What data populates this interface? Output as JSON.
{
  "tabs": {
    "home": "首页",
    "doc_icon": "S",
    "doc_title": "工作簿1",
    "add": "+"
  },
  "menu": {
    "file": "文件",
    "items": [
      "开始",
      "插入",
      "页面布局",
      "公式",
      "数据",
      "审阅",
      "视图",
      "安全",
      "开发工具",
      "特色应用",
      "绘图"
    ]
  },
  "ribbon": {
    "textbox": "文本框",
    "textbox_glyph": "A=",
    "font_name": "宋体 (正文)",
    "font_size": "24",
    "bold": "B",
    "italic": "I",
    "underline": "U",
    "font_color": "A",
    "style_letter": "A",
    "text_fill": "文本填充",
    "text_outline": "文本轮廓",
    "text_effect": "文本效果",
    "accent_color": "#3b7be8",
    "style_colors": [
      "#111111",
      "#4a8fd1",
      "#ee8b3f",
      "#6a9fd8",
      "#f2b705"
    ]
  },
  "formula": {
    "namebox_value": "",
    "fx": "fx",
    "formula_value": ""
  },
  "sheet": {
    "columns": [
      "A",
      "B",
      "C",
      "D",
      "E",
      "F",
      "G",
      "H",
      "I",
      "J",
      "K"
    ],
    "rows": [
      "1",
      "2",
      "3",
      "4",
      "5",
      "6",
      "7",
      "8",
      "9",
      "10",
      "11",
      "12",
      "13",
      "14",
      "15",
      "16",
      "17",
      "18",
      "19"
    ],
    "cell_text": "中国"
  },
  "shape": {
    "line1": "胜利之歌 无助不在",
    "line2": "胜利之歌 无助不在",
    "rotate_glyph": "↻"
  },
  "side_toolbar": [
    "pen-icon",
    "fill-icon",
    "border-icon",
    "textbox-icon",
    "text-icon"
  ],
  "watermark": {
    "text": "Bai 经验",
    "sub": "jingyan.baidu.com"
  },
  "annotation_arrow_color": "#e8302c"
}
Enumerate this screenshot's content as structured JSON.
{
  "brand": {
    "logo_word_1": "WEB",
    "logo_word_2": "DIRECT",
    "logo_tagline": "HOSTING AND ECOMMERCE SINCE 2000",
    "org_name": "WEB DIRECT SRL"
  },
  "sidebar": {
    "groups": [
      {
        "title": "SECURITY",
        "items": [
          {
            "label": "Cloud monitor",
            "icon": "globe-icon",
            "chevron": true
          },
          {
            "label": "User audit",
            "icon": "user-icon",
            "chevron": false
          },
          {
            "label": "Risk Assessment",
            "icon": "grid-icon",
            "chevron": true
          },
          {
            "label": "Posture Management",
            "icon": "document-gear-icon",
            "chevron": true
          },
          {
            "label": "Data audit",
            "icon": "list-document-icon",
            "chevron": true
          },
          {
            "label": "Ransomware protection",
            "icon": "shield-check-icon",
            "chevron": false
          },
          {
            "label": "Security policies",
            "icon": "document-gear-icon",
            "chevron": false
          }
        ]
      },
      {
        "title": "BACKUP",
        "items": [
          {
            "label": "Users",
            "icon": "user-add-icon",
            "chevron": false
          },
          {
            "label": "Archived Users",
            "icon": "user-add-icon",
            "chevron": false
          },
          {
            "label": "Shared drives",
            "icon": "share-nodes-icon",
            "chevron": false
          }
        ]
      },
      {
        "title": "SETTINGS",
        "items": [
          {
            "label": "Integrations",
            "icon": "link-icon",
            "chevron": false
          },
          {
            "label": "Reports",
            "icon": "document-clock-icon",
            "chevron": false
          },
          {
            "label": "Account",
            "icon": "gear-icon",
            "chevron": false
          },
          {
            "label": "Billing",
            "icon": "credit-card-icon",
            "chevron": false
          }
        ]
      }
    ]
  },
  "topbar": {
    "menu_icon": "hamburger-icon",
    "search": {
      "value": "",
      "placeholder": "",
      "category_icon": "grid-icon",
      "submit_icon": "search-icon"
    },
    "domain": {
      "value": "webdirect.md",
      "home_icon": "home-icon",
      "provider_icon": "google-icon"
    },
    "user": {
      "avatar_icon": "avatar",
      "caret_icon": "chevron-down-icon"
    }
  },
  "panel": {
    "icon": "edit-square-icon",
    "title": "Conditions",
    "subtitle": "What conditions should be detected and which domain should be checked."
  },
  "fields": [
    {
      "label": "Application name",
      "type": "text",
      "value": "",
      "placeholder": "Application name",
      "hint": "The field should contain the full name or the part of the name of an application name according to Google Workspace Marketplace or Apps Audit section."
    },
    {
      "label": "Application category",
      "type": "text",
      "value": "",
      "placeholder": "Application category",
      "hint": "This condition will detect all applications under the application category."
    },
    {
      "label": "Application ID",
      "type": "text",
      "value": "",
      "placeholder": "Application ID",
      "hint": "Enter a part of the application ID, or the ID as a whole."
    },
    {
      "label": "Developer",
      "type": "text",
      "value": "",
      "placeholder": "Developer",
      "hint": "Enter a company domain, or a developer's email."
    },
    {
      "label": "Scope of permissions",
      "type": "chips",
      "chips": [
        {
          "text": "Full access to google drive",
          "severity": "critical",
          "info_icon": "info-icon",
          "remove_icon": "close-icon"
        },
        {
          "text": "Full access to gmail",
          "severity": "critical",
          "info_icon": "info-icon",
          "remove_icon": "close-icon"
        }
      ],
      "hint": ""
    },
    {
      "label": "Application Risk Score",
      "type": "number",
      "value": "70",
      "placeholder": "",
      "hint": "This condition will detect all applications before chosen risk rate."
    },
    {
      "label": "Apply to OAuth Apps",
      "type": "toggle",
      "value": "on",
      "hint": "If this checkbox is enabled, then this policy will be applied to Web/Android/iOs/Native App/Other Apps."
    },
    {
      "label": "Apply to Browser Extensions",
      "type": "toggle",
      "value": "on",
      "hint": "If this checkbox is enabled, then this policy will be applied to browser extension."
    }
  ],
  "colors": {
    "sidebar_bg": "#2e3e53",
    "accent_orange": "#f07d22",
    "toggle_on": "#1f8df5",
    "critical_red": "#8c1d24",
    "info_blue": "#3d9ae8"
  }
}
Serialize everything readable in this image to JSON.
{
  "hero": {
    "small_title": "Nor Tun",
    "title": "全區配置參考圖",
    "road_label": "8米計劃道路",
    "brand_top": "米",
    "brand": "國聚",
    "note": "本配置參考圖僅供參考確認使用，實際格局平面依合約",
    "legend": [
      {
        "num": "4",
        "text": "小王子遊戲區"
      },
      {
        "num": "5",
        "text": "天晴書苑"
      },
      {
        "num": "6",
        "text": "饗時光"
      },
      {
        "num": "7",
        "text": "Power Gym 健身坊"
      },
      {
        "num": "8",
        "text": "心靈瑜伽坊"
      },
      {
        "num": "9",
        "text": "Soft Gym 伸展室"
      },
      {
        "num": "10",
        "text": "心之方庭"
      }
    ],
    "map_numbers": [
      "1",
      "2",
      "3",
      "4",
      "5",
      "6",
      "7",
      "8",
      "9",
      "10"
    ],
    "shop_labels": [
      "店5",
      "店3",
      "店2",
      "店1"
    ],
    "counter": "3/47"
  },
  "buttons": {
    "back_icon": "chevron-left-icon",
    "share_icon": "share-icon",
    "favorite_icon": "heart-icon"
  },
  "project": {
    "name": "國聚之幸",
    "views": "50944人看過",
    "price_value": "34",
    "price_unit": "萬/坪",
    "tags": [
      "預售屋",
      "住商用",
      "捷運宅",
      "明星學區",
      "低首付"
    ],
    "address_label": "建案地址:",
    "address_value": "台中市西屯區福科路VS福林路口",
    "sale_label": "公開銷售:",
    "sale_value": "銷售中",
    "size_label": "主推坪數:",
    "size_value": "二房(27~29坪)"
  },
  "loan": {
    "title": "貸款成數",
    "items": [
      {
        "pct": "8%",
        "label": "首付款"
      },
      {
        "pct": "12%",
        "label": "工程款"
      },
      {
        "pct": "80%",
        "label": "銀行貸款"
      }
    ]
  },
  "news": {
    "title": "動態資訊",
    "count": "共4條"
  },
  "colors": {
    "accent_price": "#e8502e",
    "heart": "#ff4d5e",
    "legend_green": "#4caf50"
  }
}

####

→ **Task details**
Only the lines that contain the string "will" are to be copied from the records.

→ **Written response**
      "hint": "This condition will detect all applications under the application category."
      "hint": "This condition will detect all applications before chosen risk rate."
      "hint": "If this checkbox is enabled, then this policy will be applied to Web/Android/iOs/Native App/Other Apps."
      "hint": "If this checkbox is enabled, then this policy will be applied to browser extension."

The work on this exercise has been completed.